Since last year, I am a research associate in the University of Lausanne in the Department of Computational Biology, with three PIs: Ana Marques, Christophe Dessimoz and Sven Bergmann. My project is on gene regulation evolution in humans through long noncoding RNAs. These are RNAs are not translated. They are also conserved and expressed at a lower rate compared to protein coding ones. Nevertheless their highly tissue-specific expression and link to gene regulation make them important to understand phenotypic variation and disease.
Before here, I made a postdoc with Michael Kruetzen on orangutan genomics in the Anthropology Department of the University of Zurich, funded by Forschungskredit Postdoc fellowship. Orangutans are the least studied great ape species, yet they present possibly the greatest phenotypic variation in terms of brain size and cognitive skills. They are also exposed to highly varying environmental conditions making them ideal to understand genomic signature of phenotypic variation and adaptation. I studied both single nucleotide variants and short tandem repeat variants to trace this signature. Those two papers are soon to be out. Meanwhile, you can find our latest paper on a new and highly endangered orangutan species here. I also worked on selective pressures on marine mammals, which should be published soon, as well.
Master and PhD :
I carried out a fast track master studies integrated with a PhD in Andreas Wagner’s lab. I could finish both my masters and PhD in four years with four publications.
Initially, I have worked on metabolism evolution (a project given to me by Andreas) and codon usage bias evolution (a follow up project to I was doing in my undergrad thesis). After publishing those, I developed a project to investigate the role of highly polymorphic tandem repeat elements in DNA on gene expression divergence. I chose primates as my model system, as I was most excited about great ape evolution. I gave couple of talks. The one in the ESEB 2013 (watch my talk here), in Lisbon gave rise to a fruitful collaboration with Tomas Marques Bonet’s lab in Spain. This paper came out in Genome Research, as the cover story. I also worked on cancer genomes to study the abundance of tandem repeat variation in tumors compared to normal tissues: here is the paper.
Bachelor and Internships:
I studied Genetics and Bioengineering in Yeditepe University in Istanbul, Turkey. Although the department was more into wet lab experiments, I found modelling and data analysis through computational biology and bioinformatics lot more interesting and decided to revive an old project of my professors Isil Aksan Kurnaz (actually a neurobiologist) and Levent Kurnaz (actually a physicist) on the evolution of alternative genetic codes. We have become good collaborators and published two papers, (see my Publications), before I graduated.
I did two internships, one at my own university in the Chemical Engineering Departmenton modeling of biochemical pathways and the other in Bogazici University, Istanbul, Polymer Res. Center on prediction of protein-protein interaction sites.
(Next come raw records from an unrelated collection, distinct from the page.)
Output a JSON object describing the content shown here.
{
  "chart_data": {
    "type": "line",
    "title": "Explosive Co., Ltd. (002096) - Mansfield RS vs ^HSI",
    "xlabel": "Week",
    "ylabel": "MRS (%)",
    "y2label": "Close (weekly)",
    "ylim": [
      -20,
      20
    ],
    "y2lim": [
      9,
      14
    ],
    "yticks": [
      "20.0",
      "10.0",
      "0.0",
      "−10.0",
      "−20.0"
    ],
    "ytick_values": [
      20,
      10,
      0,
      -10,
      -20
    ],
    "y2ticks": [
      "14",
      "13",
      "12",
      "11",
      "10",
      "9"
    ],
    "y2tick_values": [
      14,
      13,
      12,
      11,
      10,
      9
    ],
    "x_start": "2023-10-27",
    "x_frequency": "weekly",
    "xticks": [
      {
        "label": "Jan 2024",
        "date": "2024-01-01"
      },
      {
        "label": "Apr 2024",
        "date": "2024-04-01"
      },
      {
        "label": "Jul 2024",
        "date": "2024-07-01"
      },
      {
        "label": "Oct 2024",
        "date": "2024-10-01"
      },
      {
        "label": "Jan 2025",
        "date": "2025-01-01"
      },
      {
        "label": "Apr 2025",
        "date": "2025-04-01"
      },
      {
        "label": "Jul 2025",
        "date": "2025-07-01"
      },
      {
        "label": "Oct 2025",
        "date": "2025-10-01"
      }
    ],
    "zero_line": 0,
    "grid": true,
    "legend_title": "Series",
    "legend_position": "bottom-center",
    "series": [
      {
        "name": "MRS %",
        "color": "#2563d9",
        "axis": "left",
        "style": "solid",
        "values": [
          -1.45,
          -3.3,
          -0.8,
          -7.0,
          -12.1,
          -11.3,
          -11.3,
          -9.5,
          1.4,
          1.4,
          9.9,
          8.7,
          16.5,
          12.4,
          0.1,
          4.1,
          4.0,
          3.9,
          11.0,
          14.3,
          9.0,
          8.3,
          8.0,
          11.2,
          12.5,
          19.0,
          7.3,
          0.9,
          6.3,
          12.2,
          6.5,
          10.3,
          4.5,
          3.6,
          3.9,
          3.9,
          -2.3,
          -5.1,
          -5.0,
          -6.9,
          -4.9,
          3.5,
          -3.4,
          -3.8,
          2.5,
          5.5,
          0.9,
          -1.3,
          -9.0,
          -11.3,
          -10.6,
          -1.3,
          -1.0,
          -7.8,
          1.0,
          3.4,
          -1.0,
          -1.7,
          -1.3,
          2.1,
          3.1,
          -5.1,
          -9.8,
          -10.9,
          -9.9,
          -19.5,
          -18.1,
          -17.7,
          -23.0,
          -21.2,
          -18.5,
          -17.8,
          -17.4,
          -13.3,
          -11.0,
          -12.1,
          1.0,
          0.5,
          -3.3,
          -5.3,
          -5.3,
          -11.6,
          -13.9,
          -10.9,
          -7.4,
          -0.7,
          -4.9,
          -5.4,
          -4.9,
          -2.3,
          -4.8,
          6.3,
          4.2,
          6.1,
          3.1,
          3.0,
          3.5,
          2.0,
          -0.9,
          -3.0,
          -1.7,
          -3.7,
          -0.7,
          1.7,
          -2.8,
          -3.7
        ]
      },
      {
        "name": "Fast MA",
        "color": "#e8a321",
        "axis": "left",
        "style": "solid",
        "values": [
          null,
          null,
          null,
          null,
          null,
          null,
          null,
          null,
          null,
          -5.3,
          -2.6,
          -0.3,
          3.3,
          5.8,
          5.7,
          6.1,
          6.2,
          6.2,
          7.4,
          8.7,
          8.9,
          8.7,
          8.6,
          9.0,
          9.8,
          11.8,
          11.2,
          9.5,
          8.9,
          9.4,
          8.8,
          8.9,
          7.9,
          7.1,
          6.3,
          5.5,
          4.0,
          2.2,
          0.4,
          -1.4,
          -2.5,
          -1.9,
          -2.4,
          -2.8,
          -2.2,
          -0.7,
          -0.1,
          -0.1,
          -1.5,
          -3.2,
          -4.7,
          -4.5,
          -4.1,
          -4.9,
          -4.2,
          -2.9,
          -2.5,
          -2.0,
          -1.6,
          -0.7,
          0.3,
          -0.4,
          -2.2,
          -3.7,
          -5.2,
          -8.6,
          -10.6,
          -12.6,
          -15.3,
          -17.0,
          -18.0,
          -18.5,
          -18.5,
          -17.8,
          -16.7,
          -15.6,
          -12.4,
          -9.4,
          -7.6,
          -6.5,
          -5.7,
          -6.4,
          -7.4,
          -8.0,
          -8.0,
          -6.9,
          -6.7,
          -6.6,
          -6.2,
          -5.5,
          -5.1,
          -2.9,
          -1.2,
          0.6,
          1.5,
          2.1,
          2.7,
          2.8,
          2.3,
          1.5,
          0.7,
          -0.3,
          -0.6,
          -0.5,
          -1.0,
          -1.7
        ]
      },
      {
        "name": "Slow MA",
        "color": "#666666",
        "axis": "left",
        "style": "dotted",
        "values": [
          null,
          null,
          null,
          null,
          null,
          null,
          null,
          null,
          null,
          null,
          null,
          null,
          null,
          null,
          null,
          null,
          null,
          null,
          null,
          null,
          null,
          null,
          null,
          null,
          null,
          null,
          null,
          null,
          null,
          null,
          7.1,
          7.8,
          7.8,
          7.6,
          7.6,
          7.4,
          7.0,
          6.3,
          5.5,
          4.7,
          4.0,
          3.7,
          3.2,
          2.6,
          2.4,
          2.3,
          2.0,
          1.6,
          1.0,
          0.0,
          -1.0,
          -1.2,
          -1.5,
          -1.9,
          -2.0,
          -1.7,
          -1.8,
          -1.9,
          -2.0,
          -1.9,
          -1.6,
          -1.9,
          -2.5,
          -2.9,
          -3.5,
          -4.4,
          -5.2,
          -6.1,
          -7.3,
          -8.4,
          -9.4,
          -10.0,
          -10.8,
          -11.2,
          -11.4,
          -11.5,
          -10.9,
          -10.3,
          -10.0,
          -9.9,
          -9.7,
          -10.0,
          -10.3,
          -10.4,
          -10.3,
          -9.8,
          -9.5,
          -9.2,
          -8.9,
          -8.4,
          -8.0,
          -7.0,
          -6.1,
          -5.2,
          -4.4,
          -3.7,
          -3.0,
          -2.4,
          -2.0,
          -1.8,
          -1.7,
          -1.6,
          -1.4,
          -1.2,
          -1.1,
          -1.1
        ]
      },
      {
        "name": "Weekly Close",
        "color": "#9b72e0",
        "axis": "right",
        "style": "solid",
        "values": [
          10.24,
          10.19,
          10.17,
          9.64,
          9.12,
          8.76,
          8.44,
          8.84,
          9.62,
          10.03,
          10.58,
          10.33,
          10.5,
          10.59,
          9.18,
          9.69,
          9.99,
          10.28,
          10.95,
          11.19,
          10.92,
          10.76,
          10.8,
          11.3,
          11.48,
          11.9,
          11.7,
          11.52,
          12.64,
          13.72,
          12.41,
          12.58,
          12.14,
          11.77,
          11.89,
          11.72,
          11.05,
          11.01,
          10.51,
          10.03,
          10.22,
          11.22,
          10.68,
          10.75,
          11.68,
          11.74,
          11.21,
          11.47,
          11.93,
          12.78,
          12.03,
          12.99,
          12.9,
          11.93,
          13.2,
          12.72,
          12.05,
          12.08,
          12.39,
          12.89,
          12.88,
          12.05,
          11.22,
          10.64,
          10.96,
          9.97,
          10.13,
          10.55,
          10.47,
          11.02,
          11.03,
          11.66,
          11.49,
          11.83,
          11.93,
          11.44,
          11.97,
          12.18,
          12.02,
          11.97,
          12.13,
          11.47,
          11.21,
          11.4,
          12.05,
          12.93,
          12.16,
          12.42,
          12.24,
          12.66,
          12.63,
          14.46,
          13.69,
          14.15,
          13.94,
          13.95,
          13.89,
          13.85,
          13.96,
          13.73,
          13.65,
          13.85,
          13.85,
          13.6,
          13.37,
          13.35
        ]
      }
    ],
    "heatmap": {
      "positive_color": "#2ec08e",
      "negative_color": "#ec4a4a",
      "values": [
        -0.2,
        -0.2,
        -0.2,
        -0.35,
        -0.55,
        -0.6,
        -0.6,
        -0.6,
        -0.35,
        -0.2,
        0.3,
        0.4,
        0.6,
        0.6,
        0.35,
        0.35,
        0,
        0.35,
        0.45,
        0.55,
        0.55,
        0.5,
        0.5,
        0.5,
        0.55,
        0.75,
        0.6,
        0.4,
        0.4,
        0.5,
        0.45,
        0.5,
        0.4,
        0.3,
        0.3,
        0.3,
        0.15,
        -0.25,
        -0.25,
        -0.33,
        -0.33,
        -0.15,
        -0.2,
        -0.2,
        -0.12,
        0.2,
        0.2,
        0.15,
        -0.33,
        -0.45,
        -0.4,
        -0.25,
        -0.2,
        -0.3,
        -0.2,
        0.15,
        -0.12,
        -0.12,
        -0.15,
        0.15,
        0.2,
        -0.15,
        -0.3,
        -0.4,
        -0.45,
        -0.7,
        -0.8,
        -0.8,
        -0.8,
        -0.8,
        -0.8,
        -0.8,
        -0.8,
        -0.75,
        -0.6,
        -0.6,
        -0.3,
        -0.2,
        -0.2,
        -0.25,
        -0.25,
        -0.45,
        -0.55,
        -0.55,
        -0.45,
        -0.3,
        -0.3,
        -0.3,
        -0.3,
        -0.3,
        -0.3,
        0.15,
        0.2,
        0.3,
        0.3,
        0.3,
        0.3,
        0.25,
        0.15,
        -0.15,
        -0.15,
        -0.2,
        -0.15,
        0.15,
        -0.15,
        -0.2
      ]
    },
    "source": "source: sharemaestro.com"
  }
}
Both of them took around one year.
In my last year (summer 2009), I visited Wagner lab for three months, where I started my bachelor graduation project on codon robustness. This project turned out to be bigger than expected. We have finally published it in J Mol Evol, in 2013.